Rachael Vasmer is a Salaried Judge of the First-tier Tribunal, Social Entitlement Chamber. She was appointed in November 2011 and sits in Shrewsbury. She was a Fee-paid Social Entitlement Judge from 2002 (pre-JAC) and a solicitor, and has been a partner in three firms.

Judicial appointment. What happened next?

Rachael updates us on her career developments since 2011.

“Since starting work as a salaried District Tribunal Judge I have gained experience in dealing with all sorts of benefit appeals. I have also been lucky enough to be appointed to do Criminal Injury Compensation Appeals and War Pension appeals. This has been a rewarding and challenging experience as I have found that the way in which Tribunals are run can be very different. Both, however, involve looking at the issue of injury and disability as well as other issues and give an added area of interest to my work. I cannot complain that my work is not varied and interesting, although there is a lot of it at times!

“I have also recently been appointed as one of the representatives to represent the First-tier Tribunal’s judiciary on the Diversity Committee of the Judges’ Council. This committee has representatives across the judiciary who are responsible for and committed to diversity. I am very much looking forward to attending my first meeting.

“One of the enjoyable elements of my job is helping with training. Recently this has meant having the chance to play an appellant at a Tribunal hearing. I have been able to go into a mock hearing with my purple crutches and to treat part-time Judges to many of my experiences during Tribunal hearings.
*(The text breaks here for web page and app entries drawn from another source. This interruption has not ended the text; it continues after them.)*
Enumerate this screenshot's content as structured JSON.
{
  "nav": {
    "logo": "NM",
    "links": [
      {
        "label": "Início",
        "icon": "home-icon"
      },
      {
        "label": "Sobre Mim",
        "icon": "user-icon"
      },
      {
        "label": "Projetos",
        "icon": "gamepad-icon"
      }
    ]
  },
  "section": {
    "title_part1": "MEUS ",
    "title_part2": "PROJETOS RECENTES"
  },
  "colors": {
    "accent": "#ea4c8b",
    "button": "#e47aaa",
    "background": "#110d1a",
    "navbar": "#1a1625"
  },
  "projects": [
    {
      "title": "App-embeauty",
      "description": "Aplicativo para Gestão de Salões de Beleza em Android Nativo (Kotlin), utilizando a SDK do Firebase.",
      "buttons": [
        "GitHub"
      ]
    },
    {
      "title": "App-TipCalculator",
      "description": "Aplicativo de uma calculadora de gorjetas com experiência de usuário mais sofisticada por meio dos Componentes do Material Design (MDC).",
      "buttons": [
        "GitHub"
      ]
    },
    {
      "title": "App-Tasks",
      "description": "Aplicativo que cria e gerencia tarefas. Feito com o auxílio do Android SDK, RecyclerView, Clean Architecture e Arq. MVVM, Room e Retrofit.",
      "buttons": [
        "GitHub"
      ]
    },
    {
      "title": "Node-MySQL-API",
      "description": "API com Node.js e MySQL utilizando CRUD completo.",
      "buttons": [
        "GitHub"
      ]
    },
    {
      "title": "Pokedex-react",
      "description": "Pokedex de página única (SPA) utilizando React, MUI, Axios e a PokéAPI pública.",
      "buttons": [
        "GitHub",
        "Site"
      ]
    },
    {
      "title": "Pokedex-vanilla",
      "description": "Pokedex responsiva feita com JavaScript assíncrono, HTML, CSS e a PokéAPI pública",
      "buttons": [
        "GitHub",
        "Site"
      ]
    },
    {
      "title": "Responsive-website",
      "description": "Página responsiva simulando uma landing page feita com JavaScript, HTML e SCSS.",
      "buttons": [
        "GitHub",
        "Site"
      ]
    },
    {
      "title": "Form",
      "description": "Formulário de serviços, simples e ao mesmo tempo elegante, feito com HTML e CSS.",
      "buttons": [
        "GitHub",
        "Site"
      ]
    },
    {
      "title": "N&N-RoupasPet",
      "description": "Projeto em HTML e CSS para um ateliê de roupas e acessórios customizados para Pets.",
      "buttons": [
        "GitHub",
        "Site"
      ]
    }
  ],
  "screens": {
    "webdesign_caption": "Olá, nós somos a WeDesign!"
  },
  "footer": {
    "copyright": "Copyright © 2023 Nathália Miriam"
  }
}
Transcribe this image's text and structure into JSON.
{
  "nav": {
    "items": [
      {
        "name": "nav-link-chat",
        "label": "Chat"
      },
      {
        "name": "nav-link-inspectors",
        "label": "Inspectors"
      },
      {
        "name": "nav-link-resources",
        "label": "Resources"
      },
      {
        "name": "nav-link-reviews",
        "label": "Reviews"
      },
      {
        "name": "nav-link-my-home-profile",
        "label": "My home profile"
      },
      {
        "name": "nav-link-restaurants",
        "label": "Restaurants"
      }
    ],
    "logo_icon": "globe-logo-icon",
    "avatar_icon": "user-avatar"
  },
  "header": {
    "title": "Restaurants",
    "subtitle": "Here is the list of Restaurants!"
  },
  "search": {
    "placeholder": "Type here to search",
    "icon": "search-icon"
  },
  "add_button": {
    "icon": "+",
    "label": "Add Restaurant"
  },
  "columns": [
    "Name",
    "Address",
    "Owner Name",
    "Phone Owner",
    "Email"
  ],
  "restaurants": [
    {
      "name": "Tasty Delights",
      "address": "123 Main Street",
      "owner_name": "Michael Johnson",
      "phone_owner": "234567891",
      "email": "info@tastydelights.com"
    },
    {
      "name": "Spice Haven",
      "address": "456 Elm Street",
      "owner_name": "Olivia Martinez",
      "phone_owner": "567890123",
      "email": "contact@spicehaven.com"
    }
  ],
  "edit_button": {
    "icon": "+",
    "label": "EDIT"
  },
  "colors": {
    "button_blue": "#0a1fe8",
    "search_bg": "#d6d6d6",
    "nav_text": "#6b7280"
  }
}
With all the changes in private practice I do not regret applying for Judicial Office and becoming a Tribunal Judge. Private practice appears to have become more and more challenging to be part of. Being a Tribunal Judge is not a 9-5 job but offers me flexibility and the chance to develop my experience and knowledge in other areas of Tribunal work.

“HMCTS has continued to be supportive in dealing with the problems arising from my disability. In December 2014 I went down to four days per week in view of my significant problems with fatigue. It can be challenging at times to carry out my role in view of my physical problems. However, every attempt is made to facilitate my ability to take part in training and to deal with hearings around the country.”

We spoke to Rachael Vasmer about her experience of working in the judiciary with a disability and the JAC selection process.

“Joining the judiciary has been a very positive experience and I would encourage anyone with a disability to consider it.   

“I have found there is much more help, in terms of equipment and adjustments, than there was in private practice.

“In 2008, one of my legs was amputated above the knee. I also have a spinal fusion and therefore have problems sitting, standing and walking. I use two crutches and have ongoing difficulties with pain and associated fatigue.

“This is much easier to deal with, working a judicial sitting pattern, due to the flexibility they offer. We start sitting at 10am, and I tend to get up really early and work from home. If I also want to work from home in the evenings and/or weekends, I have the flexibility to do that. You have to be at the tribunal to do your sittings, but there is usually flexibility to do paperwork out of the office unless I need to be at my venue for some other reason.

“I also found the JAC extremely helpful at making sure I was not disadvantaged during the selection process. They made arrangements for me to sit the test on my own so I could get up as I needed to.

“I applied to be a Salaried Social Entitlement Judge before, in 2009, and was also going through a DJ (Civil) exercise when I heard I got my current role. So in total, I have sat a qualifying test three times and been interviewed twice.

“I found it invaluable to have been through the process before and I would recommend doing one of the dry-runs the JAC advertises. The test can be a shock for some. It is designed to be high pressure – you have a lot to do in a short period of time. Look at the website beforehand. You need to prepare properly as you will not have time for lots of flicking through statutes once you get into the test. I also found it very helpful to have been through the interview before. You have got to be able to give examples to demonstrate how specifically you have met the criteria and that was my downfall in my first attempt.

“I am very pleased to have got away from some aspects of private practice – the focus on profits and targets – although I miss my colleagues and clinical negligence work. Holidays are easier too and I am certainly working more regular hours than before – my family say there has been a massive improvement. I enjoy the variety of work, the legal challenge and being much more in control of what work I do and when.”